▸ **Task statement**:
Only a number is expected here: the count of lines in the data that contain "kind".

Page and application data records
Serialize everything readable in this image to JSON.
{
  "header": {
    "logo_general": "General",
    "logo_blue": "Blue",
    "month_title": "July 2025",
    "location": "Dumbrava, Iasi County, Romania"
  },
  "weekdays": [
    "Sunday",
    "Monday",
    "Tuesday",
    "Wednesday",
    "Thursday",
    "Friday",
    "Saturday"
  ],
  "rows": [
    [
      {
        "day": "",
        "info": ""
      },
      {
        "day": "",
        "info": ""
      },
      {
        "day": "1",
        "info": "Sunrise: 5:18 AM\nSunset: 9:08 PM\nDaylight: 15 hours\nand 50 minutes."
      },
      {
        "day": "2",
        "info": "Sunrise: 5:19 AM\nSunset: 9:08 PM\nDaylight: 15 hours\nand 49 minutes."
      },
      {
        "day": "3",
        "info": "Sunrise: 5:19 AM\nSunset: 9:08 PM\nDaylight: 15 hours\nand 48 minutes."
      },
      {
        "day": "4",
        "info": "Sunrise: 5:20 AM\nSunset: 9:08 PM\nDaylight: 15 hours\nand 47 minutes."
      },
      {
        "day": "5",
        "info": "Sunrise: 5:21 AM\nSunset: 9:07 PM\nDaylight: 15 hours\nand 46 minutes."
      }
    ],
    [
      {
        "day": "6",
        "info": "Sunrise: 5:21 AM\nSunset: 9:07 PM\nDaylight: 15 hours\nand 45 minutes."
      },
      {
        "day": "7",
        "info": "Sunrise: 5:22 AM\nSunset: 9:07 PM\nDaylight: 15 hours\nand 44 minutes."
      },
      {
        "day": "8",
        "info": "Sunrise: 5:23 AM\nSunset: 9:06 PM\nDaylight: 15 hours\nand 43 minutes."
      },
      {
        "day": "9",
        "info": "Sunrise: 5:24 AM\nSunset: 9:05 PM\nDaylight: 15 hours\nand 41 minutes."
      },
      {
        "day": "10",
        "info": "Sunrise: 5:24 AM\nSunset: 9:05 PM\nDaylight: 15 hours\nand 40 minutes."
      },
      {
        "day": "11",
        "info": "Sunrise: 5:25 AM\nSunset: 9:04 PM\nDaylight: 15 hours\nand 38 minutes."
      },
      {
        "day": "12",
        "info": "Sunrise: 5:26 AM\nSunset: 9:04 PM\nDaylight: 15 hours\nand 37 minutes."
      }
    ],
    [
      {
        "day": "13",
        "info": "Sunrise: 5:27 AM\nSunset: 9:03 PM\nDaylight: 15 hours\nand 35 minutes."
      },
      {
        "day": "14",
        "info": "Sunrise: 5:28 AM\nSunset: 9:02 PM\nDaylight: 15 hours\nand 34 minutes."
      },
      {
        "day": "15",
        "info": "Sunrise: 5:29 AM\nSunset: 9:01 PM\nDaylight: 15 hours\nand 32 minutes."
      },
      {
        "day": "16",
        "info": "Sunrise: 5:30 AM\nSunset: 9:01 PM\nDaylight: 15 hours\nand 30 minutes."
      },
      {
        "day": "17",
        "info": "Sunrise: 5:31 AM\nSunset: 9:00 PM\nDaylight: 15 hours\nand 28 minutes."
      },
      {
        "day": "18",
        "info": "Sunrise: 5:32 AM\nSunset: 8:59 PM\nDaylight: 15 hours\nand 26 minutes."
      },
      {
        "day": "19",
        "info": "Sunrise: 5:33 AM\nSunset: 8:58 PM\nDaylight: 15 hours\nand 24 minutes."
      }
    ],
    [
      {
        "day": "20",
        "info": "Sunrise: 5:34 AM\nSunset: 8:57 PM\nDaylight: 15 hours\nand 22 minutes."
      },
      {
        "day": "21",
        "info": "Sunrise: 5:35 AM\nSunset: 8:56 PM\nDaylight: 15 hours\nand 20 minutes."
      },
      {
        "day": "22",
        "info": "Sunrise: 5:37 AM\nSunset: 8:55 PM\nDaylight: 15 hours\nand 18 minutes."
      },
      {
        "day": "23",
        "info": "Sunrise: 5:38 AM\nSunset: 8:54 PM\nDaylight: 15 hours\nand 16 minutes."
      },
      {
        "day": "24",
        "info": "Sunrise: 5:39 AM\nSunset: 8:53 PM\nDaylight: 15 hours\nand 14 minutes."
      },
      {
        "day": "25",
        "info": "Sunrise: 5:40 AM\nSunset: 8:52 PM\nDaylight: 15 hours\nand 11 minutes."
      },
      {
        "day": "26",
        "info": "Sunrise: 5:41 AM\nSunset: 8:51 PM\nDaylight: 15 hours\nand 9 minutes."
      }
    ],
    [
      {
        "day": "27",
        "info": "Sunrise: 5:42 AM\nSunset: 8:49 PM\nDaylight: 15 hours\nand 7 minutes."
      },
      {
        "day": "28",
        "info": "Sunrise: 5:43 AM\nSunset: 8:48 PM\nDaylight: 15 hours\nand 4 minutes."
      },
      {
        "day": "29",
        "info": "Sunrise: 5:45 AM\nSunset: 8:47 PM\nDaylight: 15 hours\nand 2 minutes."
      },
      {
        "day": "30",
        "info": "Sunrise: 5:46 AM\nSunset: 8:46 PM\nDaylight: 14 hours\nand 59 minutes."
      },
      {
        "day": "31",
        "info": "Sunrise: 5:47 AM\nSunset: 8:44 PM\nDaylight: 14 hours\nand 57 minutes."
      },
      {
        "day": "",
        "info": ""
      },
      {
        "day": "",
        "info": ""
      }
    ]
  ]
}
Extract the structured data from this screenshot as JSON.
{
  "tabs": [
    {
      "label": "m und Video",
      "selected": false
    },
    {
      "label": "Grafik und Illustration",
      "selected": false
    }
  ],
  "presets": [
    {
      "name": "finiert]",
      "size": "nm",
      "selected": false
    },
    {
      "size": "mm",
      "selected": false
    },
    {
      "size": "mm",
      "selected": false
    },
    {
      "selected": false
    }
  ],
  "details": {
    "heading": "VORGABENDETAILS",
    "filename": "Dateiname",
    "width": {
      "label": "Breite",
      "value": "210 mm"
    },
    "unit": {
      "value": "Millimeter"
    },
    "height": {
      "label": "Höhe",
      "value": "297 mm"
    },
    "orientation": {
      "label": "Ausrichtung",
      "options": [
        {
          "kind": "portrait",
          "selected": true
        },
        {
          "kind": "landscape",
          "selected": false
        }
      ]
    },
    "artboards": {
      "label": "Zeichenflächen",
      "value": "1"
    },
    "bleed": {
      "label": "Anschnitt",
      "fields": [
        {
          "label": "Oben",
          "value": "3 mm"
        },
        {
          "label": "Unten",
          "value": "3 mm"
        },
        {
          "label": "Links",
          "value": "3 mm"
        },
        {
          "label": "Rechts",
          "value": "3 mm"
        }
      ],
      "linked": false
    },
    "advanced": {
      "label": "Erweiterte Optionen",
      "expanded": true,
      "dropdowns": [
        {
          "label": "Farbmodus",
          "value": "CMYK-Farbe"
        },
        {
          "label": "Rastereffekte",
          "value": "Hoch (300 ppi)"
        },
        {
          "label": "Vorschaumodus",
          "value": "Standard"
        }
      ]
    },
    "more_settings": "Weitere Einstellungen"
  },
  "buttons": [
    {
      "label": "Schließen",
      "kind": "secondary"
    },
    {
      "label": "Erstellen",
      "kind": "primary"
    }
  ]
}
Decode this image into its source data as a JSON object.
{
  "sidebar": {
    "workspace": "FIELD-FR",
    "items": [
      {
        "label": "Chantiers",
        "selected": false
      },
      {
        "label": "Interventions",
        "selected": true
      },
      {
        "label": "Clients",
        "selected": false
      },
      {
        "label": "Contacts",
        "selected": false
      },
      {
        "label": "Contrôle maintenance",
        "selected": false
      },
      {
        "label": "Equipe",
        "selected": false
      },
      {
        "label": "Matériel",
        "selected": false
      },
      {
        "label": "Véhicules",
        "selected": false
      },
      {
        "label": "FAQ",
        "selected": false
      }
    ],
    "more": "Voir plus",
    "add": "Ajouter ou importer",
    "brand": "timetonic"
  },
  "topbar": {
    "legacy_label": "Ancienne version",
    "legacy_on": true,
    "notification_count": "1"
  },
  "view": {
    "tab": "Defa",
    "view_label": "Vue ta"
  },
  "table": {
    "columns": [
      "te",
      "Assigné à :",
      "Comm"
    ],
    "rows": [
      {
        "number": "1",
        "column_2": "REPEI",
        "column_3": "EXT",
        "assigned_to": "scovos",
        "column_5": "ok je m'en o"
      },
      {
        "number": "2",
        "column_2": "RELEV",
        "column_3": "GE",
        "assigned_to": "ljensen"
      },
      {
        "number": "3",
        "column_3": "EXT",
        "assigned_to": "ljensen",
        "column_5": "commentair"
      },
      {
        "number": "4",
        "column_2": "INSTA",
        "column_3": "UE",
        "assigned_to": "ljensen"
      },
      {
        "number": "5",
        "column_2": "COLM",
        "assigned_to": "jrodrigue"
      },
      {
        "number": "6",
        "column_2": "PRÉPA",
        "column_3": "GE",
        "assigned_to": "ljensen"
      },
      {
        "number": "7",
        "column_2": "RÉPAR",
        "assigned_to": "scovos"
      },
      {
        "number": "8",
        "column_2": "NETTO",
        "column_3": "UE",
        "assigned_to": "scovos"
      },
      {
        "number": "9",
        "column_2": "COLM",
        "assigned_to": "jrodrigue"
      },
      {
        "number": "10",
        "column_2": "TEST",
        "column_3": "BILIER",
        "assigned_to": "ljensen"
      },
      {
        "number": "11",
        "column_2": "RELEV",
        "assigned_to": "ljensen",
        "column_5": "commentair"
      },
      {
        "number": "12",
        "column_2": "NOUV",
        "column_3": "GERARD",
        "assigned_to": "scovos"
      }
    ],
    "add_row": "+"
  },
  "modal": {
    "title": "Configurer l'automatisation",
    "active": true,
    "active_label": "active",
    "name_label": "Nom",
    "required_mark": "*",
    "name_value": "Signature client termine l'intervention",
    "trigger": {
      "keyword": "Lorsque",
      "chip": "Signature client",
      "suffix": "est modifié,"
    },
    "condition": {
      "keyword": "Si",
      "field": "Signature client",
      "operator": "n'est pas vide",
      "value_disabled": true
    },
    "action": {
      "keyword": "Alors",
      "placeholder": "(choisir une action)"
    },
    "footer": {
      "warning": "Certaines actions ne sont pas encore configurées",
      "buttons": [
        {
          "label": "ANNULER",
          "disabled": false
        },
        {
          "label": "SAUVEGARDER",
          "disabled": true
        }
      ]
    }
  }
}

▸ **Solution to the problem**:
4